  • Resource type

    Journal article

  • Institution
    • National Museums Scotland

  • Journal title
    • PLoS ONE

  • Volume
    • 6

  • Pagination
    • 1-11

  • Publisher
    • Public Library of Science

  • ISSN
    • eISSN-1932-6203

  • Official URL
  • Rights holder
    • Mazák et al

  • DOI
    • doi.org/10.1371/journal.pone.0025483

  • Library of Congress Classification
    • QL

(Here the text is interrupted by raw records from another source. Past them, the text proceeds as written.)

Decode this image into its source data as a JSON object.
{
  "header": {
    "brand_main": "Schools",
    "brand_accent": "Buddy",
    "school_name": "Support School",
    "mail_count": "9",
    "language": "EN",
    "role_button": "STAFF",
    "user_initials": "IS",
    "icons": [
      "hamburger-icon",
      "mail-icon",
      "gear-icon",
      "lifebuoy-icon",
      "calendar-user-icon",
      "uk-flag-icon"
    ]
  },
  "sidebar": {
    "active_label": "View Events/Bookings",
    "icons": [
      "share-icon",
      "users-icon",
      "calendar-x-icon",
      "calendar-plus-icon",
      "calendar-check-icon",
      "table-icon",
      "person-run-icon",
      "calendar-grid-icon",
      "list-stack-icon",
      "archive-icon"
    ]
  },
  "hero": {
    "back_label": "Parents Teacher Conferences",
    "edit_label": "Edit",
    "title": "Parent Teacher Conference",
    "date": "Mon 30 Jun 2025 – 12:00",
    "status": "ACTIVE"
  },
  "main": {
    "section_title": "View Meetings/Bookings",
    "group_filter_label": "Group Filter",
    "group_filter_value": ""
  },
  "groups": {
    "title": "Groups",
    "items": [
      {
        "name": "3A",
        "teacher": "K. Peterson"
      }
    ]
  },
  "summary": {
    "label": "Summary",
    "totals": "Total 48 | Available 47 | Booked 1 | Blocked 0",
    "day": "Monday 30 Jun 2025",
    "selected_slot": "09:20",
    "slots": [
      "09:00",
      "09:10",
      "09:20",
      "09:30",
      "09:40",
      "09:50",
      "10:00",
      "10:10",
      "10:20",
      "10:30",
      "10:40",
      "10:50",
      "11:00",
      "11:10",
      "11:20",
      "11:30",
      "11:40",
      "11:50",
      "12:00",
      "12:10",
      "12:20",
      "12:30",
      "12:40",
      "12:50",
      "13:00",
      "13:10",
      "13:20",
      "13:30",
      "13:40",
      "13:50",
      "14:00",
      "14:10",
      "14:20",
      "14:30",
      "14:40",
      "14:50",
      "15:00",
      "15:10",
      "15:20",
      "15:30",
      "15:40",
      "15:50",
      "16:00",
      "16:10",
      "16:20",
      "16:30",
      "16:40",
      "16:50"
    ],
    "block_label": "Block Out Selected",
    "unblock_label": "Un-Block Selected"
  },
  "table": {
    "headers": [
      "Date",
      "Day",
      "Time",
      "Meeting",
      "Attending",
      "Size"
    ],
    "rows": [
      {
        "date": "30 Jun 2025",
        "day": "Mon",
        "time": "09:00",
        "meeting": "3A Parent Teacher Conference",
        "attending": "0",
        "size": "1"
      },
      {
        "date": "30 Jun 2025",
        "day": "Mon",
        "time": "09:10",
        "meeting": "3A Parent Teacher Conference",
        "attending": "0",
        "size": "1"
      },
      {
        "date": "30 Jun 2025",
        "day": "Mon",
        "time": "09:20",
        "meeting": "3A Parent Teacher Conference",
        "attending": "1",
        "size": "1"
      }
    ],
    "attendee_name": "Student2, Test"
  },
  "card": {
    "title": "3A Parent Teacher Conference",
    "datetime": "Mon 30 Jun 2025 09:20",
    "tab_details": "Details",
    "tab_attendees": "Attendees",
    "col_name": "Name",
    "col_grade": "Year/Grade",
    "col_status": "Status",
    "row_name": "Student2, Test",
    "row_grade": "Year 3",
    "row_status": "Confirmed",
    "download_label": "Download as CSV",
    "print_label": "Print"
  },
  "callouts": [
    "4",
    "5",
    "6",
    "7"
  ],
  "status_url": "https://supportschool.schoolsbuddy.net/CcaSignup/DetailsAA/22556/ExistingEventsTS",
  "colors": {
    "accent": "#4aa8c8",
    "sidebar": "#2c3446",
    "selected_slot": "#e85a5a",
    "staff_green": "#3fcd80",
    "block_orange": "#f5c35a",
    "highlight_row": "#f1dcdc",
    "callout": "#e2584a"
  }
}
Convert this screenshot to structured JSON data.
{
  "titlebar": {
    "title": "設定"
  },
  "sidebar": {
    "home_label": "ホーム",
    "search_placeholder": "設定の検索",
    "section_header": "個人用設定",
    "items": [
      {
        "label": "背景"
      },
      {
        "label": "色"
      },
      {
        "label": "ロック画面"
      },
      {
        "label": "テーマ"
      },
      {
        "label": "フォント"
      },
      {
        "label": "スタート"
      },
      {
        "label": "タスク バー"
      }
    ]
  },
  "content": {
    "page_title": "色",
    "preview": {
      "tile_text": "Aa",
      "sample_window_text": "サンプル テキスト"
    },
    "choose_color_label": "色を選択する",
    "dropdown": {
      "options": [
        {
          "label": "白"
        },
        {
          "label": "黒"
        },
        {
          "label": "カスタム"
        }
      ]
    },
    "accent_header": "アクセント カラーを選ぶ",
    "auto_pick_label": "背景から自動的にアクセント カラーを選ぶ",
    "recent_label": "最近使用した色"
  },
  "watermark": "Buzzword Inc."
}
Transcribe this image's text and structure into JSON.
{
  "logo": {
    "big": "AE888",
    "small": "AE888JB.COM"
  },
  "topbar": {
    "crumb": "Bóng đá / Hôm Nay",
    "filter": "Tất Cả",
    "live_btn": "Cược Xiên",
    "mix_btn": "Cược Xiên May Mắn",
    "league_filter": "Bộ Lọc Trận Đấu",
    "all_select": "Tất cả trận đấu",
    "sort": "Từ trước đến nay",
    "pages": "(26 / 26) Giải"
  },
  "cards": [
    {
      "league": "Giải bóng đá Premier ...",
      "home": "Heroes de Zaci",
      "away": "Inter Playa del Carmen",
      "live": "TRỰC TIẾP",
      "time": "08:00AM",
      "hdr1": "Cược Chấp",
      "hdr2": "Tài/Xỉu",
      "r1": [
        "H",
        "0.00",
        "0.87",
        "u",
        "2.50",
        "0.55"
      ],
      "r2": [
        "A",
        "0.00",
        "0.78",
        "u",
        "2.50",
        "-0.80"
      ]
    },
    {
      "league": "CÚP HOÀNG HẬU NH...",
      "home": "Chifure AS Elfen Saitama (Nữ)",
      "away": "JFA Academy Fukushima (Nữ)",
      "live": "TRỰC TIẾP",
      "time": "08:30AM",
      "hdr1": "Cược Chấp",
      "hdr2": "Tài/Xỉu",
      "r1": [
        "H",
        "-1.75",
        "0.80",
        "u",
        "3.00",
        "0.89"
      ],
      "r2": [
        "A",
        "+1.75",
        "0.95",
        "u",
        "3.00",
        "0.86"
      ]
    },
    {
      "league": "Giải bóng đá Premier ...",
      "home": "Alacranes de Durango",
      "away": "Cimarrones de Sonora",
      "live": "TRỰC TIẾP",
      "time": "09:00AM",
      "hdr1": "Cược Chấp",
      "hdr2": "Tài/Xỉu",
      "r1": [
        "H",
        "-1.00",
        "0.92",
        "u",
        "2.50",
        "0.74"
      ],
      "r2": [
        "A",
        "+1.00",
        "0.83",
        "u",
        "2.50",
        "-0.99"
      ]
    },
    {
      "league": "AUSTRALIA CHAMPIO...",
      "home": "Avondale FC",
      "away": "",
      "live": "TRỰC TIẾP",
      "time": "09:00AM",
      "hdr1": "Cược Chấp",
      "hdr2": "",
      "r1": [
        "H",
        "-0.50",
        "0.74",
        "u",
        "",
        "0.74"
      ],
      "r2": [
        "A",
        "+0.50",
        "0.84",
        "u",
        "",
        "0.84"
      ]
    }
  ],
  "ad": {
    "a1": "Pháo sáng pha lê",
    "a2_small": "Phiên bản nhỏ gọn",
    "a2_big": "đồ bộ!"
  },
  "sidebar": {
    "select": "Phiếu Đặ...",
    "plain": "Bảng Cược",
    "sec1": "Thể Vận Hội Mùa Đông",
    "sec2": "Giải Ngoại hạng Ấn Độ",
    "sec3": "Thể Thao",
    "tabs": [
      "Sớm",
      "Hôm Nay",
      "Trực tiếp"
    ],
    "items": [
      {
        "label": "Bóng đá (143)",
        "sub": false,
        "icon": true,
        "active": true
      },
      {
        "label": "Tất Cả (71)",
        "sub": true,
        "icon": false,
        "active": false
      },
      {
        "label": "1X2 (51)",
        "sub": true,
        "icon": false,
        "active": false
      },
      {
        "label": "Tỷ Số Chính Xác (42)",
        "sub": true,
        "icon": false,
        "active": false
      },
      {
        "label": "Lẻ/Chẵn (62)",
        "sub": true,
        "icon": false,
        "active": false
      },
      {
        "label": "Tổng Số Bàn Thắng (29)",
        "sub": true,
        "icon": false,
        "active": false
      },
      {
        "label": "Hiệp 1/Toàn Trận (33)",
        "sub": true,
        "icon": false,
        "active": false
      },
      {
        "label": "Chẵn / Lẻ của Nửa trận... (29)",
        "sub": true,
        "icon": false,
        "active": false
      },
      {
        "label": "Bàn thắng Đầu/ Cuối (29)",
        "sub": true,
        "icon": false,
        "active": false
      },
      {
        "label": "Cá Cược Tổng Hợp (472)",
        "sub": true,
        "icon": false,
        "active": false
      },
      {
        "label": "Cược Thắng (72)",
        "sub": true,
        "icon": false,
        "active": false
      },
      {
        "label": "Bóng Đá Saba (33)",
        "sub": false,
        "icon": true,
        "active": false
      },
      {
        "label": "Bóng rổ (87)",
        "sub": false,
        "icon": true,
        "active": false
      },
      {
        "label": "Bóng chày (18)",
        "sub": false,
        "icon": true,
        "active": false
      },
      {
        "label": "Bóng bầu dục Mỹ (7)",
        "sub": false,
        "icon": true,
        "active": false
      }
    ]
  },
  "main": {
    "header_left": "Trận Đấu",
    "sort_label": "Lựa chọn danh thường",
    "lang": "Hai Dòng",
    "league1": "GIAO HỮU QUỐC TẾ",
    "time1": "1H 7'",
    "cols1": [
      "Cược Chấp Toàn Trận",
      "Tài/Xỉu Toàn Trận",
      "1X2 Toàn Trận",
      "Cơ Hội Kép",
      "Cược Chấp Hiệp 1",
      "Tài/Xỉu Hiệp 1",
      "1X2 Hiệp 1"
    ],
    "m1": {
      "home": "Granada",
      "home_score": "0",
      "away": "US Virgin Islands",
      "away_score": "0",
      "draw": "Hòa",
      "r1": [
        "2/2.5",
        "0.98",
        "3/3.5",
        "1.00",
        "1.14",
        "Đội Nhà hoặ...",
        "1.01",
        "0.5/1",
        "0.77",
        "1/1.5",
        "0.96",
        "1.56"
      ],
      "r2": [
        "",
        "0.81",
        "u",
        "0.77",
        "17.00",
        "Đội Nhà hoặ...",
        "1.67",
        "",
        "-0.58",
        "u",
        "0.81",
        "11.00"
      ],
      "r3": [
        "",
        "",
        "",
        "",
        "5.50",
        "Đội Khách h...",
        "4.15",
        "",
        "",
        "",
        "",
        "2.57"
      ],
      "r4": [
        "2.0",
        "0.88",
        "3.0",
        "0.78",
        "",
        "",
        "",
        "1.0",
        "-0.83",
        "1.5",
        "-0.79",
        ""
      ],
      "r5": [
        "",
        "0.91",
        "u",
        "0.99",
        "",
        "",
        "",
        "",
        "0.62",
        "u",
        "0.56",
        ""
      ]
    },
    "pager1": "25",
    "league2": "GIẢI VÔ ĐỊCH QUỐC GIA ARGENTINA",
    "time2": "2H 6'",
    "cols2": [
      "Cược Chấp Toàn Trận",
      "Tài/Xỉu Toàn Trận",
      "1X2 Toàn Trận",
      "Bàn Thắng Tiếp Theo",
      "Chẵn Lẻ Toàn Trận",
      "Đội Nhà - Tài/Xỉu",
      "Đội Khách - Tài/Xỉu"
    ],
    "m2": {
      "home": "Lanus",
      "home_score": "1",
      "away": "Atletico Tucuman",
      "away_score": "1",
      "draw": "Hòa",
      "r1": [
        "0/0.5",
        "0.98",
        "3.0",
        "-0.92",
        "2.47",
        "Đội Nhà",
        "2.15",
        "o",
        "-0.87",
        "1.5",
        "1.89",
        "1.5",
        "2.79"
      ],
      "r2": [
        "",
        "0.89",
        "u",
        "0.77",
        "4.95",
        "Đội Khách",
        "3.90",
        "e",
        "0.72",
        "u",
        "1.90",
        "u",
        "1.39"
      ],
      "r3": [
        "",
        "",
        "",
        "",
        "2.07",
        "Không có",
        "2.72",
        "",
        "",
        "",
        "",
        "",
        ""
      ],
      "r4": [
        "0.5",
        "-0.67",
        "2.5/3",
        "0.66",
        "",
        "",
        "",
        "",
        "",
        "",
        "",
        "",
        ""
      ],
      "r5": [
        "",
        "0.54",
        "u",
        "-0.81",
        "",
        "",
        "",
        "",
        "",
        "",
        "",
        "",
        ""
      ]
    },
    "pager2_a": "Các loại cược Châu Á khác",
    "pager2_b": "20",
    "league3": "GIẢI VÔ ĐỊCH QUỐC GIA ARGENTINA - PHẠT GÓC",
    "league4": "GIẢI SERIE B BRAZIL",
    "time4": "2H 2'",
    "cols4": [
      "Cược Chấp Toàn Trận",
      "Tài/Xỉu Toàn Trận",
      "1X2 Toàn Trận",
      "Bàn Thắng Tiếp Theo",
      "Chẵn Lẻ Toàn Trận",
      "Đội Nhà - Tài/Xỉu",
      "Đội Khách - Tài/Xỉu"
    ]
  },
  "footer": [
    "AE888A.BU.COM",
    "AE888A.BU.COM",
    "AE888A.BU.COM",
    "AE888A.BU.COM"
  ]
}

  • Additional information
    • This item has the following formal correction stated on the official PLoS ONE website: The electronic version of this document does not represent a published work according to the International Code of Zoological Nomenclature (ICZN), and hence the nomenclatural acts contained in the electronic version are not available under that Code...